Does Fenstermaker know why the Project and the DoJ wanted him removed? It's hard to tell. He says "I urge you to contact the ACLU and ask them why they dropped the John Adams Project..." but then explains that the detainees fired their John Adams Project attorneys as soon as they learned of his suspension. Fenstermaker says that this interference in his representation is a violation of their rights and blames the ACLU and NACDL for "assisting in these violations." He alleges wrongdoing in that they "went so far as to pay civilian attorneys to do legal work, with donated funds, to violate these guys' rights."

We're then told to believe that the detainees were so upset about Fenstermaker's suspension that they fired their attorneys and tried to plead guilty. He says that his "suspension was a real sore spot for the detainees":

My suspension was a real sore spot for the detainees and directly led to the 9/11 defendants firing their military and civilian attorneys and attempting to take a guilty plea about 12 or 13 days after they learned, on October 22, 2008, that I had been suspended.

As it stands now, Ed Morrissey is following up on the question of who really represents whom. I can't figure out why Fenstermaker is making such a show of this. He had to know how inflammatory his comments on the O'Reilly interview would be. For him to hold the position with both Ed and O'Reilly that the 9/11 victims weren't necessarily murdered is preposterous. His line is "that's for a jury to decide" is just ridiculous, and intentionally inflammatory.

Fenstermaker is baiting the American public with this interview with O'Reilly and this very open exchange with Ed Morrissey. Fenstermaker has made it clear that he's reading all the comments on Ed's posts, and he has almost insisted that Ed print his email address and cell phone number for readers to contact him. He even offered to meet with them. He's baiting Ed's readers when he says

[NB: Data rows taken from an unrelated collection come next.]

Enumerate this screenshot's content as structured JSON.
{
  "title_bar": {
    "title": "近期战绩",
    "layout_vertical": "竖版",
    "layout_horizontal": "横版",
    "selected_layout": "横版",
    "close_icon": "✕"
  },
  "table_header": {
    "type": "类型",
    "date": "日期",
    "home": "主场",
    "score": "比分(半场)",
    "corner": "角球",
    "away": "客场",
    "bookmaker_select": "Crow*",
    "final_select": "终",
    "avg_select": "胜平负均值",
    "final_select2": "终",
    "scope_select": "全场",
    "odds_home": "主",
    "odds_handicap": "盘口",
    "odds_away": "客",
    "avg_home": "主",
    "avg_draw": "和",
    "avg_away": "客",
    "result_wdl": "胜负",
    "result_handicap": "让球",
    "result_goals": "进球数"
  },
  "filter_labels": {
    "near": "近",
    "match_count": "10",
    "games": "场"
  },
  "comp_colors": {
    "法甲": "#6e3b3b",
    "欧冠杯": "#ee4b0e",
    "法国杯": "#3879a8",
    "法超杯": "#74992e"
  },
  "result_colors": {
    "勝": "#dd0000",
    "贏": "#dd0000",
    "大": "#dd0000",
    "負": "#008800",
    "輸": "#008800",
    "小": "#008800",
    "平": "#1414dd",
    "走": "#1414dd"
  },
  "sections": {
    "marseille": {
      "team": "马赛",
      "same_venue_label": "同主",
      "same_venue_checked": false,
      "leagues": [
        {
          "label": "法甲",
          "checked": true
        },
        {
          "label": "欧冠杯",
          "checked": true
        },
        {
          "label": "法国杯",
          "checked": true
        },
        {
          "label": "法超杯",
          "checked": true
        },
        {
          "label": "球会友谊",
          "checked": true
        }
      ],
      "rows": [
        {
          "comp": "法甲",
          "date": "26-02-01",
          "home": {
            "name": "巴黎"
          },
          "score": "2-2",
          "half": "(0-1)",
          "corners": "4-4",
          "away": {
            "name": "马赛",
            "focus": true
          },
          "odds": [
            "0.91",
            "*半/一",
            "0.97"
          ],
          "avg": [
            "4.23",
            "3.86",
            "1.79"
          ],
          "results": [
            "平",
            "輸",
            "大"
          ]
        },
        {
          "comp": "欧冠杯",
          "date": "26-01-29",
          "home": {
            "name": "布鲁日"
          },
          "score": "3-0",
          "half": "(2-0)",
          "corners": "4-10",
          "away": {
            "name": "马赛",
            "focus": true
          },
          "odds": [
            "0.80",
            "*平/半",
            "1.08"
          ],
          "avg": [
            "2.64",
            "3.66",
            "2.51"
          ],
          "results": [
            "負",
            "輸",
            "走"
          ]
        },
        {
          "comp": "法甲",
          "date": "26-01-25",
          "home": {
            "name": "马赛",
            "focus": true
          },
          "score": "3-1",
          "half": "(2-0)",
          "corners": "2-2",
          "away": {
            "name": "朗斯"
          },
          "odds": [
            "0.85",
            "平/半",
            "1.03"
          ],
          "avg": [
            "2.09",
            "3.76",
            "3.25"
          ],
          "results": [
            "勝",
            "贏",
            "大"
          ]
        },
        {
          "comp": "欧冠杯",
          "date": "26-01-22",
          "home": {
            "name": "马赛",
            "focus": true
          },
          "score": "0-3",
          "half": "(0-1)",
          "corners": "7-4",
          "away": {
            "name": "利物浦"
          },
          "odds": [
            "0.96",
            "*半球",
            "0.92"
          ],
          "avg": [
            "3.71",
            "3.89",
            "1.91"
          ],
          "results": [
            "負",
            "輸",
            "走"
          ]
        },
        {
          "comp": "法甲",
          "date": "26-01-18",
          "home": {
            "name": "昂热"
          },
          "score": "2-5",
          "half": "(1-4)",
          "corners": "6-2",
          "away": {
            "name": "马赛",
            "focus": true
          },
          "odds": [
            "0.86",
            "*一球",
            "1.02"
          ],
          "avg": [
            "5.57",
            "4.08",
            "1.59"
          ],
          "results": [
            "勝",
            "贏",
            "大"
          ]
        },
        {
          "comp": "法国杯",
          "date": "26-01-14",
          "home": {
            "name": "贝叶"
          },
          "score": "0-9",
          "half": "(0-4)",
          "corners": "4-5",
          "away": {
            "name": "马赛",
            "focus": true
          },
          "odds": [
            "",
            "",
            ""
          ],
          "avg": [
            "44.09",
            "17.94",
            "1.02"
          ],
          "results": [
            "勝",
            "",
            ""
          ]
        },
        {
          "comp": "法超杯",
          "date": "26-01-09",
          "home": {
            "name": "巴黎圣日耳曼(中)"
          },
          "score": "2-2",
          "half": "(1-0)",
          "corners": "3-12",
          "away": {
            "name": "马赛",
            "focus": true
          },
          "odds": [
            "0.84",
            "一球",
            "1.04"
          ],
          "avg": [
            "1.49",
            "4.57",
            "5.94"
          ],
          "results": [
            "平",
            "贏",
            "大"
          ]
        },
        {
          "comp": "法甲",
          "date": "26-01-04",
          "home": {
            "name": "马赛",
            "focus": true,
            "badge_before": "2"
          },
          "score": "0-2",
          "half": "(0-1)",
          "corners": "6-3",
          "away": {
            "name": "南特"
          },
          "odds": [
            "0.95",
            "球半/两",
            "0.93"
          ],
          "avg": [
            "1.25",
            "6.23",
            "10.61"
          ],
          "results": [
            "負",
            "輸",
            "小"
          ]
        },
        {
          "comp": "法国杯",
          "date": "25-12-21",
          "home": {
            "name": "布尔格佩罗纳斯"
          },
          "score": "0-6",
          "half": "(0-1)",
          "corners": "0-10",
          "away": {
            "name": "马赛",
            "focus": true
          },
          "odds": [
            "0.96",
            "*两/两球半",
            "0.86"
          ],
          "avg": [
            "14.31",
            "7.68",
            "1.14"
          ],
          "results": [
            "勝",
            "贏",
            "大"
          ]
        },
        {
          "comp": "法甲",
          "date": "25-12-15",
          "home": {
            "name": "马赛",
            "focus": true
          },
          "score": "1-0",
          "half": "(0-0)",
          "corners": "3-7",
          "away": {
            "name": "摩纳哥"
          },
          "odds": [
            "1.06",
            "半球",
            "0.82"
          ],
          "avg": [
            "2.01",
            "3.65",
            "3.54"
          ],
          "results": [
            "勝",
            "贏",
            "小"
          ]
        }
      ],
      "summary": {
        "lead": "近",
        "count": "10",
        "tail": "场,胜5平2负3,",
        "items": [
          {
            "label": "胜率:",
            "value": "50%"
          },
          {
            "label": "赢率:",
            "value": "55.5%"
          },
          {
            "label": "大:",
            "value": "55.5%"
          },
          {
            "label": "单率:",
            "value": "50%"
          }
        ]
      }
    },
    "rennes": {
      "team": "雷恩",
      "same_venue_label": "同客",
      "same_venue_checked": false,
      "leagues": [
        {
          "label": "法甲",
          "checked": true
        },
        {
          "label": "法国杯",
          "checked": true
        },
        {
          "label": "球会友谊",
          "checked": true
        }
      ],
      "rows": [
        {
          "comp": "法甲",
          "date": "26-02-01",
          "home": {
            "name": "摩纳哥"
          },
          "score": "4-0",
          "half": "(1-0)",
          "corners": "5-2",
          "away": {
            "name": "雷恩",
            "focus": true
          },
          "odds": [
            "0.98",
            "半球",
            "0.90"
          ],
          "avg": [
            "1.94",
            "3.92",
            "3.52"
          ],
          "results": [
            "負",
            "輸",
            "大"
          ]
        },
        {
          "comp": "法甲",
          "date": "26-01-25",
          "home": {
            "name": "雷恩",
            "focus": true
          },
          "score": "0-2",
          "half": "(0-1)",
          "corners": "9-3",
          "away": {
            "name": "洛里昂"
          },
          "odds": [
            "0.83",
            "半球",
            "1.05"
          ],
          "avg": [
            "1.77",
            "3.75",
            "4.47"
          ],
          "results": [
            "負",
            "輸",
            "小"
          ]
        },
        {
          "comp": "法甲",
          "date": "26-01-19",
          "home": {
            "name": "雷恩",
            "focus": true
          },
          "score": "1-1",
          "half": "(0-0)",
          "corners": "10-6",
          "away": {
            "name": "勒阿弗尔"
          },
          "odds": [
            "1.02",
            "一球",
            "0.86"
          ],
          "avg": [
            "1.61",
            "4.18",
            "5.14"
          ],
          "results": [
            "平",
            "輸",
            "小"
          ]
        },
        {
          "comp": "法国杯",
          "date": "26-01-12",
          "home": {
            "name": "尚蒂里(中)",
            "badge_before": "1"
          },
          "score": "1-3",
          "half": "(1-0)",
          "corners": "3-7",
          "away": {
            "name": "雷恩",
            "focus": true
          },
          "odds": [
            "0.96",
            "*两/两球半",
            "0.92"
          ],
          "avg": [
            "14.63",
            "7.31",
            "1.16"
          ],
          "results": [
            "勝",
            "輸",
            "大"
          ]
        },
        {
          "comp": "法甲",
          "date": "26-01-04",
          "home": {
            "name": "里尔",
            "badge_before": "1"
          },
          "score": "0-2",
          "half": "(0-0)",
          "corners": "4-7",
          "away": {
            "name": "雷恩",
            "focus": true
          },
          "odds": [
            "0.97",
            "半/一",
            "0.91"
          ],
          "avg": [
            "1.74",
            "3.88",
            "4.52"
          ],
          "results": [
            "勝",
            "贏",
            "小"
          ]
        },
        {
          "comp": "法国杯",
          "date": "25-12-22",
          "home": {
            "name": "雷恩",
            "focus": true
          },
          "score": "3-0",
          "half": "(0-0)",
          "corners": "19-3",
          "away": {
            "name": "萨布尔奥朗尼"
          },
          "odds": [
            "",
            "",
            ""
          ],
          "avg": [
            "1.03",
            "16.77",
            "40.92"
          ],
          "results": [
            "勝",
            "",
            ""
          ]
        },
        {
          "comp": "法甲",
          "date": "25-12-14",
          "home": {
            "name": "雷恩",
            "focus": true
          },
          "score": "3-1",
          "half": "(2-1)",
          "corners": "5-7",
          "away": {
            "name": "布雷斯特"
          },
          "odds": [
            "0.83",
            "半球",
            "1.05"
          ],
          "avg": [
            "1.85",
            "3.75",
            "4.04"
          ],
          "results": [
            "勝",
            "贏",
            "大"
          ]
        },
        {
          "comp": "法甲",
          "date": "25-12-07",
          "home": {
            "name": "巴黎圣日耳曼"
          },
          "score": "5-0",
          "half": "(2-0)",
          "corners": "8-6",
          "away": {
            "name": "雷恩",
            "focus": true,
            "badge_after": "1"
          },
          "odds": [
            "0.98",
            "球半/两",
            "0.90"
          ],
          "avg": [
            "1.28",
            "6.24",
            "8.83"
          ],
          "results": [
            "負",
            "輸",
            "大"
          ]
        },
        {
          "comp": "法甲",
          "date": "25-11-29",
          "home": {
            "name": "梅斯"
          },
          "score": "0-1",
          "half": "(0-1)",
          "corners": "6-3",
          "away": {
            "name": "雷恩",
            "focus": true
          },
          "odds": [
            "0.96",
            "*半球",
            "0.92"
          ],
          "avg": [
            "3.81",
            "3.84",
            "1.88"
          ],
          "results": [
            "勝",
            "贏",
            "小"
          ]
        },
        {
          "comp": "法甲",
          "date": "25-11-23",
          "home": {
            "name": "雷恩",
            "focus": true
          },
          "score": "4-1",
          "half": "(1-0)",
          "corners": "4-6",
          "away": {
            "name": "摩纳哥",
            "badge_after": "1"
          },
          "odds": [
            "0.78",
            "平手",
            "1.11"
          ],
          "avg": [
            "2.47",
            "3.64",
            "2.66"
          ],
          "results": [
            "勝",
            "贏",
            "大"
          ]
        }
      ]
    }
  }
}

Please encourage your subscribers to continue attacking me. Their attacks only highlight how absurd it is for people who don’t know what is going on to have a say in matters such as these. For bloggers to imply that I never served on active duty is quite humorous. My AF friends are getting a kick out of this. I relish reading your subscribers’ nonsense.

Multiple times he makes reference to the readers and comments.

But what are his motivations? Do you really want to invite that much negative publicity? Does he hope it will taint his client's case? Is he trying to build his own case against the ACLU and DoJ? Is he trying to be the next Gloria Allred or Mark Geragos? Is he trying for a reality show?!

At any rate, it's going to continue to be interesting to see what Ed uncovers here in the next few days, or if Fenstermaker makes any more television rounds. You can bet he isn't going to crawl quietly back under his rock.

For more, see Ed's posts in full:
November 24
November 25
November 28

1 comment:

Al in Dallas said...

I believe he's trying to be the next Gloria Allred, although I wouldn't have put it in those words.